━━━ Supplied information ━━━

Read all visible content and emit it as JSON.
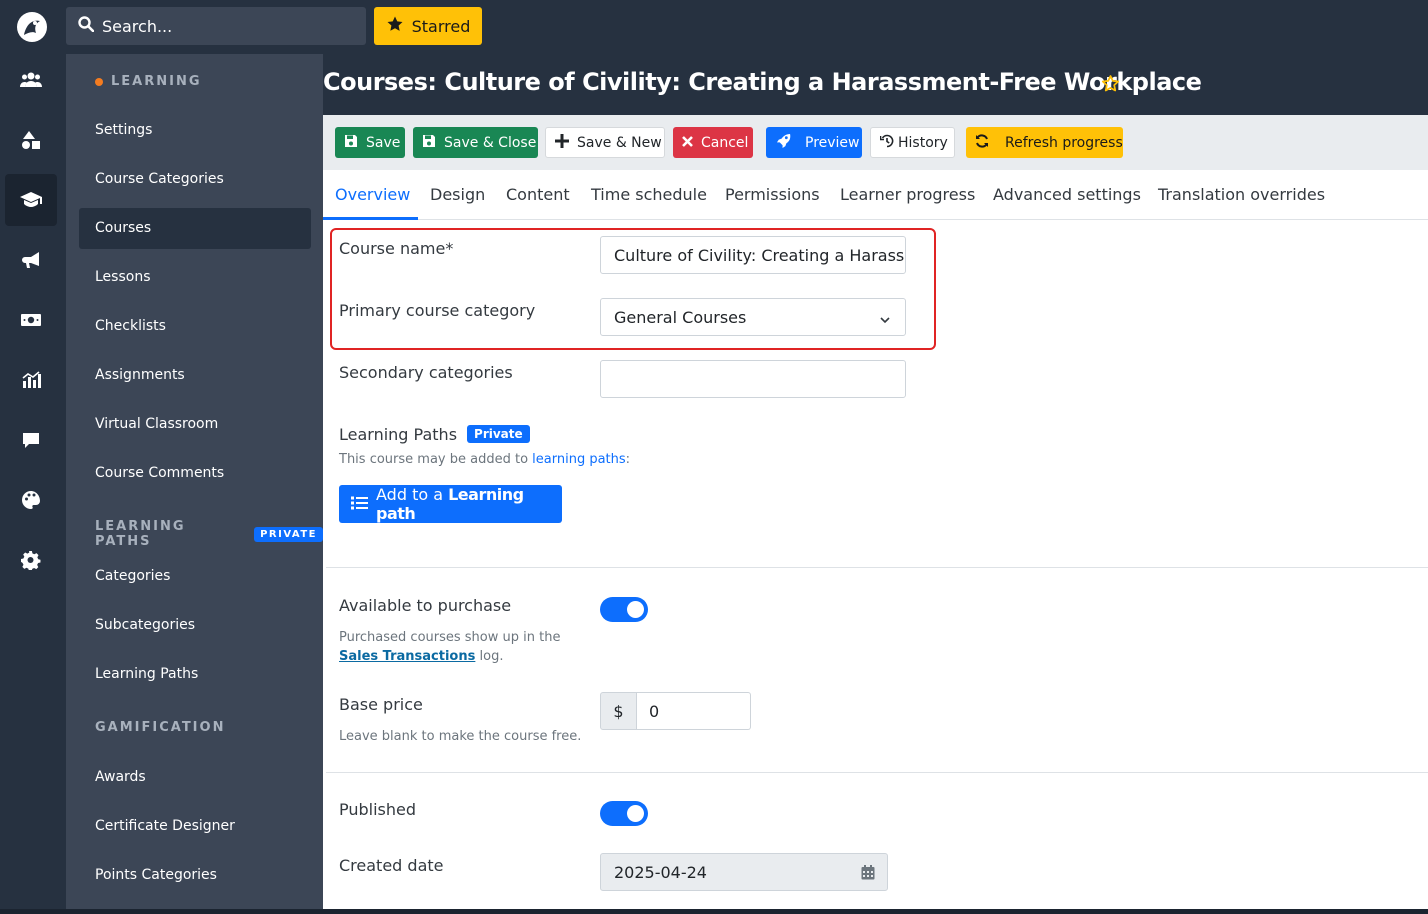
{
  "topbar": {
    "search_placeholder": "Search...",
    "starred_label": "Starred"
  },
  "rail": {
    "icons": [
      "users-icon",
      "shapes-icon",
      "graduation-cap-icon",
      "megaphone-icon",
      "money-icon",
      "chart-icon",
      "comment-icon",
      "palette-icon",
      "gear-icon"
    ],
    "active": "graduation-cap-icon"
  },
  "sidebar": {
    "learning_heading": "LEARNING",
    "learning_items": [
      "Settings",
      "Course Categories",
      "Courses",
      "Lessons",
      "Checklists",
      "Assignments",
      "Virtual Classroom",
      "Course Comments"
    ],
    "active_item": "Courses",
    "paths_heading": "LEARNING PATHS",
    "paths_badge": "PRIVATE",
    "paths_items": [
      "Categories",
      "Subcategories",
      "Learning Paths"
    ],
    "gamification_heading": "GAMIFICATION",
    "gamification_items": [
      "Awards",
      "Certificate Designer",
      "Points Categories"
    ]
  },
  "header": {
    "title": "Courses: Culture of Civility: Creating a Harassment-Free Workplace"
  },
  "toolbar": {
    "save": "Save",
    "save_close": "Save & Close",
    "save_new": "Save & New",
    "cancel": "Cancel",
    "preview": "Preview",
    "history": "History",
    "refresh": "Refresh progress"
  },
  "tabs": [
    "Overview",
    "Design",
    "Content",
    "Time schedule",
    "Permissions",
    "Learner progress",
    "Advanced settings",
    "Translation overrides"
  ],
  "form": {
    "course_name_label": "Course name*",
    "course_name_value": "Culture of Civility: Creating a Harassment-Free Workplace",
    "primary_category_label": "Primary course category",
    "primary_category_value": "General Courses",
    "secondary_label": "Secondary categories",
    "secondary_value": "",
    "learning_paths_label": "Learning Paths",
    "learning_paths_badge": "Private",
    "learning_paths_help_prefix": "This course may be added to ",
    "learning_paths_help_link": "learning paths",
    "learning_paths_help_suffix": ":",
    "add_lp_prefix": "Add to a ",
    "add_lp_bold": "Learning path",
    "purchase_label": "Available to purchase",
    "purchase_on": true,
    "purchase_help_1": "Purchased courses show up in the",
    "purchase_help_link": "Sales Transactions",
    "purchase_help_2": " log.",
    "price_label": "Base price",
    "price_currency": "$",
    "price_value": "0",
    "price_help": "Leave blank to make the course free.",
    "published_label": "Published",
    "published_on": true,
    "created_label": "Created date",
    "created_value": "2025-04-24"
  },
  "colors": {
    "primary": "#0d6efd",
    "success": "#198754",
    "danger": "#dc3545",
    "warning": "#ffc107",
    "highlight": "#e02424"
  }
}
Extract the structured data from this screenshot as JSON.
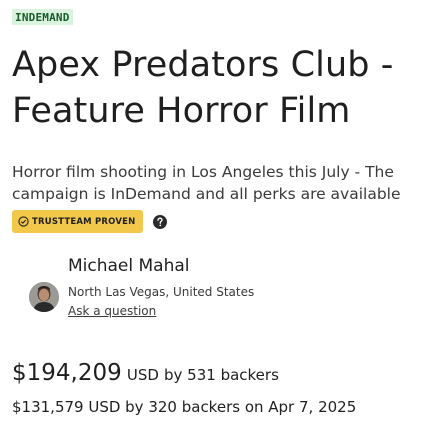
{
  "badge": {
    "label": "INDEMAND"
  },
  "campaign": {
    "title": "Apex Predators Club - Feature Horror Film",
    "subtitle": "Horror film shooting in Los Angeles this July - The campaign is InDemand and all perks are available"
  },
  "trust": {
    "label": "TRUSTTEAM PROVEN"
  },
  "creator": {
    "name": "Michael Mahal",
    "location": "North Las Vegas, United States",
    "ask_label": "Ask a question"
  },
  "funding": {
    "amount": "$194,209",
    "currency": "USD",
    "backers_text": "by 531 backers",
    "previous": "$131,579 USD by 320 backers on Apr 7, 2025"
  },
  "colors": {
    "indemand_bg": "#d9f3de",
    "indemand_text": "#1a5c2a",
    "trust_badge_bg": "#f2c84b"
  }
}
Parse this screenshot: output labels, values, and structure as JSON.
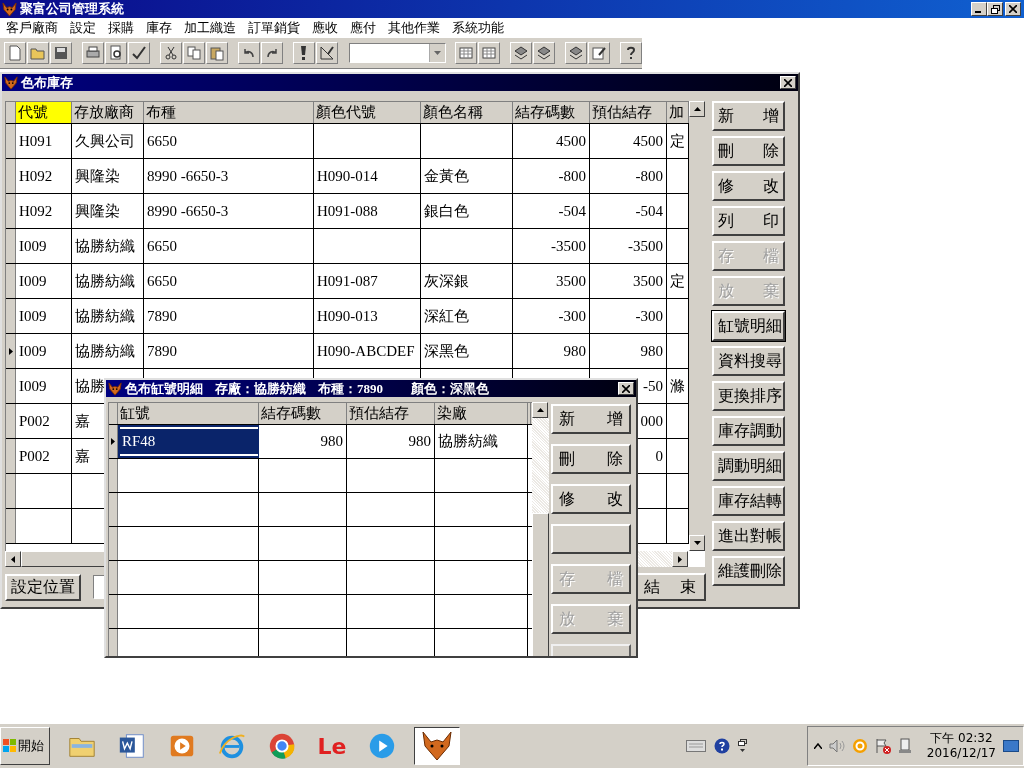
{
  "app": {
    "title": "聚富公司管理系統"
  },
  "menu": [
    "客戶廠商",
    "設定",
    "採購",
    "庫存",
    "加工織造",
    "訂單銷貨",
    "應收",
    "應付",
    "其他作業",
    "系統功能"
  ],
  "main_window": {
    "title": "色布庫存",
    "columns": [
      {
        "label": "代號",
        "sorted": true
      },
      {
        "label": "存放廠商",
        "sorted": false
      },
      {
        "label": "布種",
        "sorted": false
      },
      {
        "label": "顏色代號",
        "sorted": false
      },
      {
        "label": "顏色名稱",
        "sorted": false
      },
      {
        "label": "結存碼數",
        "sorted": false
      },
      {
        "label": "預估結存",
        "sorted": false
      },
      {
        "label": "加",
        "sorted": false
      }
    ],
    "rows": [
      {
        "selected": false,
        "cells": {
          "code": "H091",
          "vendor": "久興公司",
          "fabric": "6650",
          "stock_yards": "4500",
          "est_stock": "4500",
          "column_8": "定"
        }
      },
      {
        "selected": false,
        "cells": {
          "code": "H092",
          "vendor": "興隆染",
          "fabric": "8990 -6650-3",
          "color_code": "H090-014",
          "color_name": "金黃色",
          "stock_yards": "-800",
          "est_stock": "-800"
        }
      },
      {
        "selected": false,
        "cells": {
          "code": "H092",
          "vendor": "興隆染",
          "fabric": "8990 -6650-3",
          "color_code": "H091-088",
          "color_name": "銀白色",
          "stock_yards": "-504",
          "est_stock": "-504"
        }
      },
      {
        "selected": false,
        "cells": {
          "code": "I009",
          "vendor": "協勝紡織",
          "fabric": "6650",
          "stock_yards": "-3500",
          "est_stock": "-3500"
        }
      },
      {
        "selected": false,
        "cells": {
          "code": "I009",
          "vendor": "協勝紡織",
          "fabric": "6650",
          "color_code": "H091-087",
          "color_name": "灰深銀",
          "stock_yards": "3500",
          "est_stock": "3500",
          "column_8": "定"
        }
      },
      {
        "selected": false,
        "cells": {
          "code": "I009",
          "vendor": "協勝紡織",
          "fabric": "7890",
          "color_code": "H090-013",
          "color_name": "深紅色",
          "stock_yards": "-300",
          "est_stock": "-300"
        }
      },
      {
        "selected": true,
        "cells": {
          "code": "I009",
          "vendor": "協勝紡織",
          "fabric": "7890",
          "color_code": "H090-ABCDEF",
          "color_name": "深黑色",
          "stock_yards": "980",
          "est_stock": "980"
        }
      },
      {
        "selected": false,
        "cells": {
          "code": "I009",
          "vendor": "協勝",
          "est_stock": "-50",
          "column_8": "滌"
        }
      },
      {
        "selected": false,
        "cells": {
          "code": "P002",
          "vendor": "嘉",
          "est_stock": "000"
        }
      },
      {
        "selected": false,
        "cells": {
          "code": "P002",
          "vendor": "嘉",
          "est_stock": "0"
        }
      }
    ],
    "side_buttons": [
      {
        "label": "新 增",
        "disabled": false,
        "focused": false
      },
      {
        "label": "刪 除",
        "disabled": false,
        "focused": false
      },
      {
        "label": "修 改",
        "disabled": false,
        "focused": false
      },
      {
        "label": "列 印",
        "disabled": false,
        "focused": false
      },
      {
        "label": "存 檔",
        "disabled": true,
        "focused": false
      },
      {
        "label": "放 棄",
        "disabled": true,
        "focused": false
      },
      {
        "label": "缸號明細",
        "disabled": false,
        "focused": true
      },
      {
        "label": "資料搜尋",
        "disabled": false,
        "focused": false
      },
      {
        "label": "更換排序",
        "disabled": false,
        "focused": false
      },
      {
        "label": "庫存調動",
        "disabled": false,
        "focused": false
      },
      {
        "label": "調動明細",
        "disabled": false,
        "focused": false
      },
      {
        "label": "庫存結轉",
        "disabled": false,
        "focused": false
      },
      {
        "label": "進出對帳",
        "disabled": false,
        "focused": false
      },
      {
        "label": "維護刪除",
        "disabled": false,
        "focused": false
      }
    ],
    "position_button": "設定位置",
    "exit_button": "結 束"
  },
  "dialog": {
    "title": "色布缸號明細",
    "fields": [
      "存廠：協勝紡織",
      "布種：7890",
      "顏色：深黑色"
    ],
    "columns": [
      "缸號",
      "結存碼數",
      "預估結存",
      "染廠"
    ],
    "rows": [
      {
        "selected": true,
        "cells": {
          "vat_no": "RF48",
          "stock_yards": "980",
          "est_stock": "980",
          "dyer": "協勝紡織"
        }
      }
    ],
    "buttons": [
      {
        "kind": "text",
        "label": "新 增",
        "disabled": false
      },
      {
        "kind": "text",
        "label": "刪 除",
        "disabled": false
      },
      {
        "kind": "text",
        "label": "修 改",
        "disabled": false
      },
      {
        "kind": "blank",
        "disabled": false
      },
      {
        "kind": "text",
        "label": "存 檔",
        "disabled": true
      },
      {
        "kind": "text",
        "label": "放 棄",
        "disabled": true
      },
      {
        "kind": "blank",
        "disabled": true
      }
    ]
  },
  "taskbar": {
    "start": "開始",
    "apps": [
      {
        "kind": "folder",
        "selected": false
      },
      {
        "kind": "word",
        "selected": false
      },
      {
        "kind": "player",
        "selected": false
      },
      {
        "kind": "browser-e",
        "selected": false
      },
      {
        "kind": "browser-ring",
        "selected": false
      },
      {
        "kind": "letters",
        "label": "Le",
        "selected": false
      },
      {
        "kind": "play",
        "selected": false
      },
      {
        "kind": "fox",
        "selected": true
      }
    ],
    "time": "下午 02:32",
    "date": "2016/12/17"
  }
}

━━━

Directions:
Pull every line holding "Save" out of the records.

Finished task:
    "save": "Save",
    "save_close": "Save & Close",
    "save_new": "Save & New",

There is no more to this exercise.